I simply used some pennies (1p/2p coins) as weight in the wing to balance CG (centre of gravity). There are weight you can buy on eBay, comes in 5g and 10g bars, but I think it’s cheaper to just use coins! 😀
To my surprise I had to use over 130g of weight in the camera cage to achieve good CG. So even if I use a HD camera in the front (such as the Xiaomi Yi – 73g) I still need around 50g of weight there.
Radio Channel Mixer
Follow this guide to setup your mixer in the radio.
I used just a tiny bit of reflex in my first flight – 2-3mm.
But this is what I have after first flight trimming. Right wing.
And Left wing.

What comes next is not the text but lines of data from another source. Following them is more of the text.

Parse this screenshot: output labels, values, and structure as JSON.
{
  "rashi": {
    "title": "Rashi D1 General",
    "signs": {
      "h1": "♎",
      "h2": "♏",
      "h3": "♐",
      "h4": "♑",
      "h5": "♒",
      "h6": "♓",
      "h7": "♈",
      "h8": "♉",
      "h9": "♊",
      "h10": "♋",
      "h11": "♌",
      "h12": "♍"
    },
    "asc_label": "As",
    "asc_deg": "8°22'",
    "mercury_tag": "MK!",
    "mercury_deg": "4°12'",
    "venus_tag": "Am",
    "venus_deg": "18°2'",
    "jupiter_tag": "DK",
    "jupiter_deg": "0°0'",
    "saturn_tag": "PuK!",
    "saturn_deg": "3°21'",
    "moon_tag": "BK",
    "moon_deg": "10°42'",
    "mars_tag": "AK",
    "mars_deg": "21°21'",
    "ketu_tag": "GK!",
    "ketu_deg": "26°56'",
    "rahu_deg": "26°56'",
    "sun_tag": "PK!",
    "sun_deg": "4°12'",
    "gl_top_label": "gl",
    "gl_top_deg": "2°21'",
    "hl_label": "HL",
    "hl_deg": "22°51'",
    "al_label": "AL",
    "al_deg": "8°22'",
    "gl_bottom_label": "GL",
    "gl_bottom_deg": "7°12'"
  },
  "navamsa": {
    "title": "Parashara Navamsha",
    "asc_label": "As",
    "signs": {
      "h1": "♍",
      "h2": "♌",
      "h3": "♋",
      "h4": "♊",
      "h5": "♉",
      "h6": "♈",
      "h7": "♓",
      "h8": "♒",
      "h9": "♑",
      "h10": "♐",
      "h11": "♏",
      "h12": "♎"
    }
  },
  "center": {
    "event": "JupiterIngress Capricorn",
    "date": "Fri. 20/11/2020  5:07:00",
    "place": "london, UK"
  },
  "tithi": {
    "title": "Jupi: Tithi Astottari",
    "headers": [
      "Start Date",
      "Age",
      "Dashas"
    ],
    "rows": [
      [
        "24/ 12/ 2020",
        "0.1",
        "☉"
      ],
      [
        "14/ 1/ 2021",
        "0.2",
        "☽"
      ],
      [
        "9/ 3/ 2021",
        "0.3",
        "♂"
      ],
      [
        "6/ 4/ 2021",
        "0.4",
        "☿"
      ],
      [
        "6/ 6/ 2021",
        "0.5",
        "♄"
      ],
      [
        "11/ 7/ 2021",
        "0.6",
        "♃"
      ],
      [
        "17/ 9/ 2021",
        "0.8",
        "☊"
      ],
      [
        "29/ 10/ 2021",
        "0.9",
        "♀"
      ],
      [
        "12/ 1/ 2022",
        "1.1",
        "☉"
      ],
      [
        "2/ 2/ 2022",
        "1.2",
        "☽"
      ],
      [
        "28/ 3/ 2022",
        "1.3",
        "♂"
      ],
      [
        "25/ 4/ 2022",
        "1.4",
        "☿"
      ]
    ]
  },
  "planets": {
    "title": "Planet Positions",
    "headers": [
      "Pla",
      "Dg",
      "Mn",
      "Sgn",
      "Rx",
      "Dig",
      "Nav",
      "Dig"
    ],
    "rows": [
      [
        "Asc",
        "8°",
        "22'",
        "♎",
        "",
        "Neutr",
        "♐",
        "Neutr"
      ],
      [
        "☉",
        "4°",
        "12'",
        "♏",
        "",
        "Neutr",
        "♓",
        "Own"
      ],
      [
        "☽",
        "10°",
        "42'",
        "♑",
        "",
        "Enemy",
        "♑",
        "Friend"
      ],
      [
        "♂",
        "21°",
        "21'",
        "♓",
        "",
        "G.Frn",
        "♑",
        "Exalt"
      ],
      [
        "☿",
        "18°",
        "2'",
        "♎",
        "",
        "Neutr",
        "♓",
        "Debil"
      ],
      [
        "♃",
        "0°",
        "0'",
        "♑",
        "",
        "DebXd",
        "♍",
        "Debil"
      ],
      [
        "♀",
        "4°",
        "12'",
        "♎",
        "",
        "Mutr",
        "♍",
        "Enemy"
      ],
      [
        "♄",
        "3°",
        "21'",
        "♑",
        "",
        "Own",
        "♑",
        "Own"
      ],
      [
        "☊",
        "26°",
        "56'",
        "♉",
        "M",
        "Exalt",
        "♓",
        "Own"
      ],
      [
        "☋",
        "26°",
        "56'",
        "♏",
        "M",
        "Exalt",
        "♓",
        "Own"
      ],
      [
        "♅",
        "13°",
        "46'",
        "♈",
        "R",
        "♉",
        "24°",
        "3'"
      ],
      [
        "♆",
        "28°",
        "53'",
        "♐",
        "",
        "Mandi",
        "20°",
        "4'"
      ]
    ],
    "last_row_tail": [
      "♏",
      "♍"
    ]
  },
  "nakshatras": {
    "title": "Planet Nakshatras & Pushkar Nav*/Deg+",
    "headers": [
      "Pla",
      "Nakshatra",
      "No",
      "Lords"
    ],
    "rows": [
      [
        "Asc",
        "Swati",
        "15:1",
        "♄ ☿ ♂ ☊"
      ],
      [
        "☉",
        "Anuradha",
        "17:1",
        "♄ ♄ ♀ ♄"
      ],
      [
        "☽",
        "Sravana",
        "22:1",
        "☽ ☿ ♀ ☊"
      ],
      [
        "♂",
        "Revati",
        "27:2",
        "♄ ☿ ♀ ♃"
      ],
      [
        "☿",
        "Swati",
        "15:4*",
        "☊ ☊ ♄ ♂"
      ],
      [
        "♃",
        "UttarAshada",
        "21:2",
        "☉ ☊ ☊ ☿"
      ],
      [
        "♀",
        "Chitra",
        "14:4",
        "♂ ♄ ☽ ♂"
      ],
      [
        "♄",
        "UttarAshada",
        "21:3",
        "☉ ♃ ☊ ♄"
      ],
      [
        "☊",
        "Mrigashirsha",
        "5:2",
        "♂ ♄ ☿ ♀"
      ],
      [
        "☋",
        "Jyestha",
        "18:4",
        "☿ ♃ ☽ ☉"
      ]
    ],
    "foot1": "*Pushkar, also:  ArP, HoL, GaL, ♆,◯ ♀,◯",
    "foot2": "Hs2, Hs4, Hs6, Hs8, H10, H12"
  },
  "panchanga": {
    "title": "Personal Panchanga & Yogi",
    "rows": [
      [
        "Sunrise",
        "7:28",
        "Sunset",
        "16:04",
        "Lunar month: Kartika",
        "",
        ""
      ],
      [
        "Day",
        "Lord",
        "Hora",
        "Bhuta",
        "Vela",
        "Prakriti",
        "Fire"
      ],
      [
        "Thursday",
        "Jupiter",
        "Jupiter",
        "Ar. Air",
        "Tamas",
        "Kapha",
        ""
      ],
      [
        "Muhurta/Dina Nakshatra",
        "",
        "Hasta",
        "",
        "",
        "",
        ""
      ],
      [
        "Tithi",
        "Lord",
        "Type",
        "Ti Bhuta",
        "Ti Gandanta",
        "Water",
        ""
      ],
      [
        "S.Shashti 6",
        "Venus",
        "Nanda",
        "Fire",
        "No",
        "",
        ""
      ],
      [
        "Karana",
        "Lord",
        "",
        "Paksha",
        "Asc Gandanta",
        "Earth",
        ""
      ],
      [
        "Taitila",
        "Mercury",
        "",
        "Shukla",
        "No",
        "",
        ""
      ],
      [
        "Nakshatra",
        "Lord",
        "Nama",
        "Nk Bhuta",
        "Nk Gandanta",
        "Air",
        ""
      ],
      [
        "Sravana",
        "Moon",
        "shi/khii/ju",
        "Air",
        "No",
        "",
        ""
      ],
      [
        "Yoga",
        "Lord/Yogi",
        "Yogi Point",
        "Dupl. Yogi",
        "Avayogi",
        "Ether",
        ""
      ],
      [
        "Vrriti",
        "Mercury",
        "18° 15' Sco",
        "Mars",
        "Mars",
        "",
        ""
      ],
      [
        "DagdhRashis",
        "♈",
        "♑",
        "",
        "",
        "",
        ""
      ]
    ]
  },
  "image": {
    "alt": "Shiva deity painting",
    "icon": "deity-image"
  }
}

Fix Low ESC Resolution
The Hobbyking 30A ESC has low throttle resolution, and it doesn’t start the motor until throttle reaches 15%! I could flash BLHeli firmware on it to calibrate the ESC properly, or buy a ESC programming card for that. But I decided to just “fix it” using a throttle curve in the Taranis.
Simply create a custom curve with two points, which starts from -70 to 100. Done! 🙂 You don’t really need that much resolution anyway on planes and wings.
Create Arm Switch
For safety, I recommend setting up an arm switch for your wing. And that’s all the setup I went through before first flight.
The key with launching is to throw it very hard 🙂 It needs some good speed to take off because the S800 is actually quite heavy (around 560g dry weight without battery).
I crashed a couple of times trying to launch before I learned the lesson 🙂 The good thing was it just bounced off the ground and nothing was broken. I was well impressed!
Here is some footage from my first flights 🙂 It was a calm day and the flying experience couldn’t get any more enjoyable than this 🙂